The COVID-19 pandemic has battered the U.S. economy, but its impact has been uneven. Some companies have clearly benefited. Videoconferencing, collaboration software, home fitness, and telemedicine have all seen customer counts soar.
In addition to the well-known "stay at home" stocks, a few surprising companies could be among the biggest long-term beneficiaries of the crisis.
These three businesses have successfully built long-term revenue growth during 2020 and, as a result, could be huge winners in the post-pandemic world.
Tremendous brand power with a new and long-tailed revenue source
I've called Disney (DIS -0.32%) the ultimate combination of a "reopening" stock and "stay at home" stock. When the pandemic ends, demand for Disney's offerings will be as strong as ever. Consumers will still pack into its theme parks, fill theaters to see its billion-dollar blockbusters, and board its cruise ships.
Disney has also built a long-tailed recurring revenue stream in the form of its Disney+ streaming service. Launched in October 2019, Disney+ couldn't have had better timing. Stuck-at-home consumers flocked to the service's massive library of popular media assets such that the company met its five-year subscriber goals in its first year. Disney+ ended the third quarter with 74 million paid subscribers. This is a revenue stream that will continue long after the pandemic ends.
The pandemic could actually end up being a net positive for Disney's revenue.
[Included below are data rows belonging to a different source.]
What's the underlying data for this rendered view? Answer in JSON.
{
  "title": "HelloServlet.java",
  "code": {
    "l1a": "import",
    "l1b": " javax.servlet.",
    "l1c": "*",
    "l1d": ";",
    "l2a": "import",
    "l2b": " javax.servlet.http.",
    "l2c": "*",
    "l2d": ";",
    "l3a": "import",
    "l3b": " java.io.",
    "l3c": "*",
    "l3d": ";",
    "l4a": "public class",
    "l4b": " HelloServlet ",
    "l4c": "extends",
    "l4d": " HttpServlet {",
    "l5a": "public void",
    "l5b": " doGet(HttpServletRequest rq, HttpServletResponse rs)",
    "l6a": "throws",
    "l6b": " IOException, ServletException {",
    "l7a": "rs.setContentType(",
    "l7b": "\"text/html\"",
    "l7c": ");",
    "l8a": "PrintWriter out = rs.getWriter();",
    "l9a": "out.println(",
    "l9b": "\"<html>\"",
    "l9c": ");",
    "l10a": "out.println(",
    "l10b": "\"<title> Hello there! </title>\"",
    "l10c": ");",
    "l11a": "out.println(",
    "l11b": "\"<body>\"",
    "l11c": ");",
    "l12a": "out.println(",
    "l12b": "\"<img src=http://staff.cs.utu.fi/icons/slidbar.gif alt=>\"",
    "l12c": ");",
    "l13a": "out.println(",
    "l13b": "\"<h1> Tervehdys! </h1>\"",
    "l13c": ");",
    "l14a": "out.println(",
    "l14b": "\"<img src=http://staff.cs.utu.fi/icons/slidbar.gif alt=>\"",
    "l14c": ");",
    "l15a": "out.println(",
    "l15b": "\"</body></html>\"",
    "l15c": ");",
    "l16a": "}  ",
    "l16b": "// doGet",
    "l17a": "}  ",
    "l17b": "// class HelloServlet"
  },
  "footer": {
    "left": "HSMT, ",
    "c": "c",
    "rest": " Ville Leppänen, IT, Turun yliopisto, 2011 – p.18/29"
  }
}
Its core businesses will eventually return to normal in terms of revenue generation. Disney+ will add billions of dollars in subscription revenue on top of it.
Massive e-commerce potential that's largely untapped
Unlike more mature social media platforms, Pinterest (PINS -1.13%) could still have tons of room to grow and monetize its user base. The pandemic has shown that Pinterest's business is resilient. It's also helped the company dramatically increase its user base, which could translate into big profits down the road.
As the coronavirus outbreak worsened and people no longer had the option to browse at stores, craft markets, and other in-person venues, millions of people gravitated toward Pinterest's platform. In fact, since mid-2019, Pinterest has added a total of 142 million new users, including 26 million during the third quarter alone. International growth was particularly impressive.
This gives Pinterest a monthly active user (MAU) base of about 442 million people. This may sound like a lot, and it is, but it's less than one-sixth of Facebook's MAUs. Pinterest is still in the early stages of monetization, especially with its international users (which generate just over 5% of what the average U.S. user does) and in terms of e-commerce potential. As a "visual discovery" tool, Pinterest is a natural fit for the massive world of e-commerce, which the company is just starting to explore.
The pandemic gave this fintech giant a massive user base
Fintech giant Square (SQ -1.18%) certainly saw a nice boost during the pandemic. Revenue jumped by 140% year over year to more than $3 billion for the quarter, and gross profit growth accelerated to its highest level ever. Still, there's plenty of room for more.
While Square's core payment processing business remains strong, the real story during the pandemic has been the Cash App ecosystem. The company recently said that Cash App users roughly doubled from the same time last year. While Square has done a great job of monetizing Cash App, it's still in the early stages.
Square has said that it wants the platform to be a one-stop personal finance shop. It recently rolled out the ability to buy and sell stocks. It's rumored to be in talks to acquire Credit Karma's tax-prep business. It could eventually offer products like high-yield savings accounts and personal lending. In short, Square has a ton of expansion potential within the Cash App and tens of millions of users to cross-sell new products and services to.
The post-pandemic tailwinds aren't just on the consumer side, however. Square has seen impressive growth in its Online Store and other omnichannel-focused offerings, and the company's merchants are seeing the value in e-commerce more than ever.
It will take years for these pandemic tailwinds to play out
One key takeaway is that unlike some of 2020's highest-flying stocks -- such as Zoom, Teladoc Health, and Peloton -- these three stocks aren't seeing their pandemic-era tailwinds reflected in their revenue and earnings figures right away.